My education began at http://www.shuttleworth.ac.uk/our_courses/horticulture.aspx in September 2009 when I began a course to obtain my RHS Level 2 Certificate in Horticulture. This was a very interesting course and it would be worth adding that the mix of people extended from 18 year olds to a 55 year old. I completed the course with a pass in June 2010 and felt a lot more confident in looking after ‘The Manor’ with renewed vigour, and my energy was focussed towards how I could improve it. After 15 months away from education and various areas of success and failure I knew that I had to get back to studying and decided (with the help of my client) that in September 2011 I would begin a Foundation Degree in Horticulture and Garden Design at Moulton College in Northamptonshire http://www.moulton.ac.uk/ in association with University of Northampton. This is usually a 2 year course full-time with the option of increasing the duration by a year on completion to raise it the level of degree to BA status, however myself and 12 others opted for a part-time approach over 3 years to take into consideration family or work commitments. This would involve another 2 years if we were to include the BA option. Fundamentally the course has been so useful to me as a mature student studying part-time as it has allowed me to continue with my business whilst improving my qualifications and prospects towards new paths that may take me to a more scientific role/career in the future. The lecturing staff are all extremely knowledgeable in their chosen fields, the resources available to aid research are extensive, the support to help people who are not use to this level of academia are available, in all honesty given that I never showed much previous respect towards education the whole experience has pushed me beyond my limits and it is truly a pleasure for me to be a student and work as a gardener, so different to any previous combination of training/employment I may have had before.

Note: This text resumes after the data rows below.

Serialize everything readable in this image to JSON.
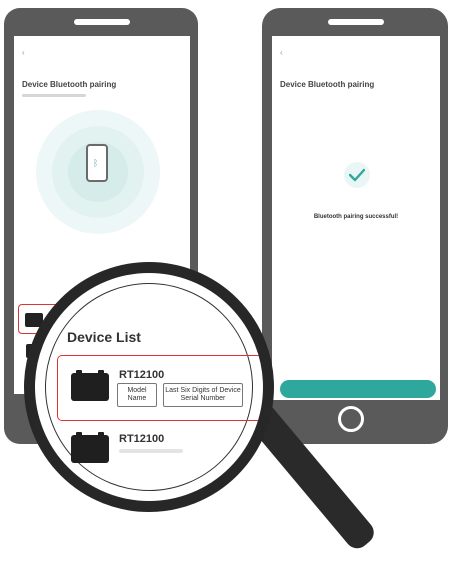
{
  "left_screen": {
    "back_icon": "chevron-left-icon",
    "nav_title": "",
    "heading": "Device Bluetooth pairing",
    "pairing_hint": "",
    "device_list_label": ""
  },
  "right_screen": {
    "back_icon": "chevron-left-icon",
    "nav_title": "",
    "heading": "Device Bluetooth pairing",
    "success_icon": "checkmark-icon",
    "success_title": "Bluetooth pairing successful!",
    "success_sub": "",
    "success_link": "",
    "finish_button": ""
  },
  "magnifier": {
    "title": "Device List",
    "device": {
      "model": "RT12100",
      "model_label": "Model Name",
      "serial_label": "Last Six Digits of Device Serial Number"
    },
    "device_2": {
      "model": "RT12100"
    }
  },
  "colors": {
    "accent": "#2ea89c",
    "highlight": "#dd3333",
    "phone_body": "#5a5a5a"
  }
}
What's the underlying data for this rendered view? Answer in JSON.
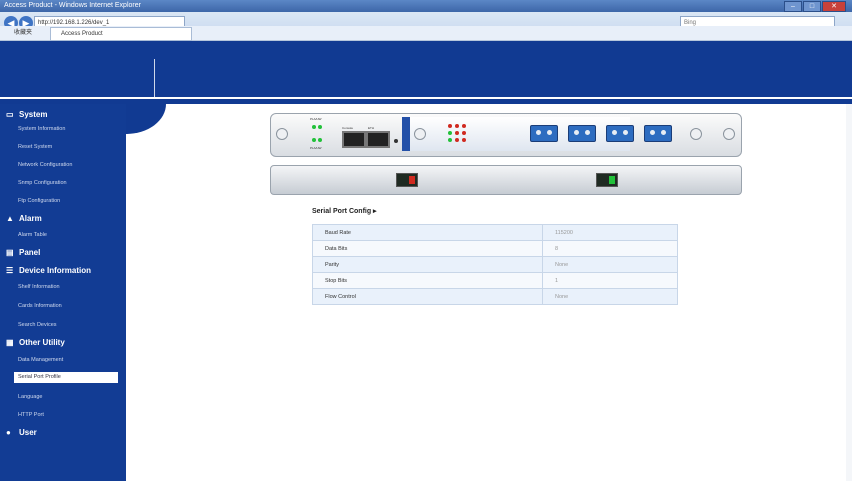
{
  "browser": {
    "window_title": "Access Product - Windows Internet Explorer",
    "url": "http://192.168.1.226/dev_1",
    "search_placeholder": "Bing",
    "favorites_label": "收藏夹",
    "tab_label": "Access Product",
    "window_buttons": [
      "–",
      "□",
      "✕"
    ]
  },
  "sidebar": {
    "sections": [
      {
        "label": "System",
        "icon": "monitor-icon",
        "items": [
          "System Information",
          "Reset System",
          "Network Configuration",
          "Snmp Configuration",
          "Ftp Configuration"
        ]
      },
      {
        "label": "Alarm",
        "icon": "warning-icon",
        "items": [
          "Alarm Table"
        ]
      },
      {
        "label": "Panel",
        "icon": "panel-icon",
        "items": []
      },
      {
        "label": "Device Information",
        "icon": "device-icon",
        "items": [
          "Shelf Information",
          "Cards Information",
          "Search Devices"
        ]
      },
      {
        "label": "Other Utility",
        "icon": "utility-icon",
        "items": [
          "Data Management",
          "Serial Port Profile",
          "Language",
          "HTTP Port"
        ]
      },
      {
        "label": "User",
        "icon": "user-icon",
        "items": []
      }
    ],
    "active_item": "Serial Port Profile"
  },
  "device_panel": {
    "labels": [
      "PLA/HW",
      "Console",
      "ETH",
      "PLA/HW"
    ]
  },
  "serial_config": {
    "title": "Serial Port Config ▸",
    "rows": [
      {
        "label": "Baud Rate",
        "value": "115200"
      },
      {
        "label": "Data Bits",
        "value": "8"
      },
      {
        "label": "Parity",
        "value": "None"
      },
      {
        "label": "Stop Bits",
        "value": "1"
      },
      {
        "label": "Flow Control",
        "value": "None"
      }
    ]
  },
  "colors": {
    "header_blue": "#113a92",
    "sidebar_blue": "#123c94",
    "table_row": "#e9f1fb",
    "fiber_blue": "#2d6cc0"
  }
}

So why now ?
So part of the reason I have returned to blogging after a year out is that part of my Degree relies upon a period of industrial work experience. As I am self-employed I feel it would be beneficial to keep a record of events over the next 9 months at in order to use them as a point of reference when writing up assignments concerning my industrial experience as I will be carrying this out at my place of work which is ‘The Manor’. I will be informing you the readers of what I am doing on a weekly basis and where possible documenting my experiences with pictures and links to other research material which confirm why I have chosen to carry out a prescribed action.
At the moment I am constructing a huge Polytunnel at ‘The Manor’ in the hope that I can be more pro-active in the field of regeneration, propagating through leaf, root and stem cuttings and germination of seeds and I also plan to try various experiments e.g. feeding plants with different rates of nutrients to see how they react. As you will see from previous blogs ‘The Manor’ is extremely large and needs a consistent 40 hours minimum a week especially through Summer to maintain it to its full potential, but over time I have been able to reduce labour in various areas by using weed suppressant covered with mulch or just changing the general plant selection to plants that require less maintenance. Over the coming weeks I will be covering all sections of the garden to give you the readers the general feel of the place, the potential, some of my previous achievements and also expectations for the future.
I will try to keep you the general public entertained making the blogs as interesting as possible and should you have any questions in regard to anything I do or horticultural challenges that you face at the moment or any local (Hertfordshire) business enquiries I will always respond to any comments left. Thank you for your time.